    Adopting this new standard should in theory allow you to do more with less lanes, but you would need to invest in new hardware that uses the standard. That's not really practical if all you care about is being able to reuse your current cards without running into the issue of lane availability. Right now, switching to these new standards is more expensive than its really worth, which is why they'll mostly be used by servers or supercomputers.
    williamlondonwatto_cobra
  • Apple's 2019 Mac Pro is now three PCIe revisions behind

    elijahg said:
    rob53 said:
    sflocal said:
    Dr.MORO said:
    Hi all,
    Just an amateur question.
    Thunderbolt 3/4 is compatible to carry PCIe of what specification or lower at this moment?
    The current Thunderbolt spec provides 40gb/s bandwidth.  While fast, it's still far below PCIe 3.0 max of 32GB/s.  I don't see a time where Thunderbolt will be at the same speed as the native PCIe bus.  

    The PCIe 6.0 specification I think will be geared more for servers than for consumer PC's.  It involves some pretty expensive tech, and motherboard fabrication to handle those high speeds which is why it will be limited to servers, render-farms, etc..
    In other words, there’s nothing really wrong with the version Apple used in the 2019 Mac Pro. Apple didn’t put any devices in the Mac Pro that would economically benefit from PCIe 4/5/6 so author is complaining about nothing. 
    The point is Apple is still touting this machine as top-of-the-line when it's not anymore, and they're still charging prices like it's cutting edge, which it's not. They *always* repeat the same cycle with their "pro" stuff:

    Apple announces something new with much fanfare, which will be cutting edge, probably niche, "courageous", and almost a tech demo, for a high price which people here try to justify as "not for the masses" whilst claiming Apple doesn't cater to niche markets so they won't release an "xMac". The product isn't really what customers wanted, and doesn't fit with anyone's budget because they don't want to pay through the nose for a computer which will be the fastest available for about 6 months. So Apple is then disappointed that their huge investment didn't reach some astronomically overestimated sales figure, therefore it languishes at the introductory price for years. Eventually parts become obsolete so Apple is forced to update just to claim they are listening to "pros" and aren't iPhone only. And then repeat. HomePod was similar. Great hardware, way overpriced, crap interface. HomePod mini should have been first, then HomePod Pro.
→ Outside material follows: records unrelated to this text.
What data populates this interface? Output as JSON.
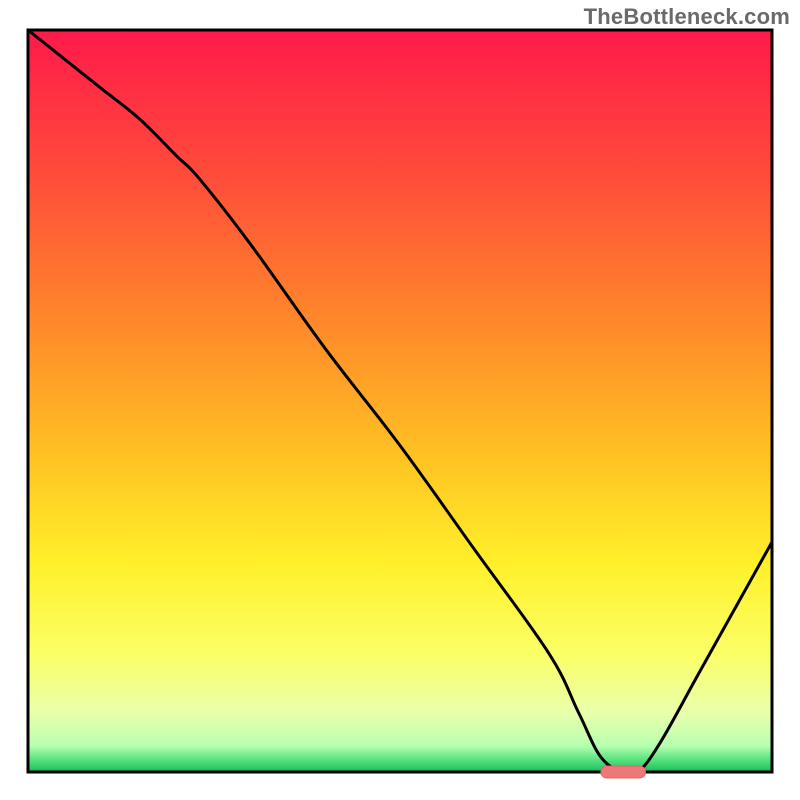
{
  "watermark": "TheBottleneck.com",
  "colors": {
    "curve_stroke": "#000000",
    "axis_stroke": "#000000",
    "marker_fill": "#ee7777",
    "marker_stroke": "#e46464"
  },
  "chart_data": {
    "type": "line",
    "title": "",
    "xlabel": "",
    "ylabel": "",
    "xlim": [
      0,
      100
    ],
    "ylim": [
      0,
      100
    ],
    "grid": false,
    "legend": false,
    "description": "Single black V-shaped curve over a vertical red→yellow→green gradient background. Minimum of the curve sits near x≈79. A small horizontal salmon-colored capsule marks the flat minimum region on the x-axis.",
    "x": [
      0,
      5,
      10,
      15,
      20,
      23,
      30,
      40,
      50,
      60,
      70,
      74,
      77,
      80,
      82,
      85,
      90,
      95,
      100
    ],
    "values": [
      100,
      96,
      92,
      88,
      83,
      80,
      71,
      57,
      44,
      30,
      16,
      8,
      2,
      0,
      0,
      4,
      13,
      22,
      31
    ],
    "marker_range": {
      "x_start": 77,
      "x_end": 83,
      "y": 0
    },
    "background_gradient_stops": [
      {
        "offset": 0.0,
        "color": "#ff1a4a"
      },
      {
        "offset": 0.2,
        "color": "#ff4d3a"
      },
      {
        "offset": 0.4,
        "color": "#ff8a2a"
      },
      {
        "offset": 0.58,
        "color": "#ffc423"
      },
      {
        "offset": 0.72,
        "color": "#fff02a"
      },
      {
        "offset": 0.84,
        "color": "#fbff66"
      },
      {
        "offset": 0.92,
        "color": "#eaffab"
      },
      {
        "offset": 0.965,
        "color": "#b6ffb0"
      },
      {
        "offset": 0.985,
        "color": "#4fe07a"
      },
      {
        "offset": 1.0,
        "color": "#1fb85f"
      }
    ]
  }
}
    Using this same logic, the current iPhone isn't top of the line because new android flagships are coming in to months. Case and point, processor performance in the mobile space.
    watto_cobra
  • Apple's 2019 Mac Pro is now three PCIe revisions behind

    Upgrading to these new PCIE standards doesn't make much sense, since most devices you'd use are not bandwidth limited.
    killroywilliamlondonwatto_cobra
  • Porting operating systems to Apple Silicon leagues harder than migrating software

    netrox said:
    That's why I cannot use M1 Macs for work. I must have Intel compatibility to run VMs at near native speed. Unfortunately, I will have to buy Intel laptop. 
    This has nothing to do with virtual machines.
    Vermelhowatto_cobra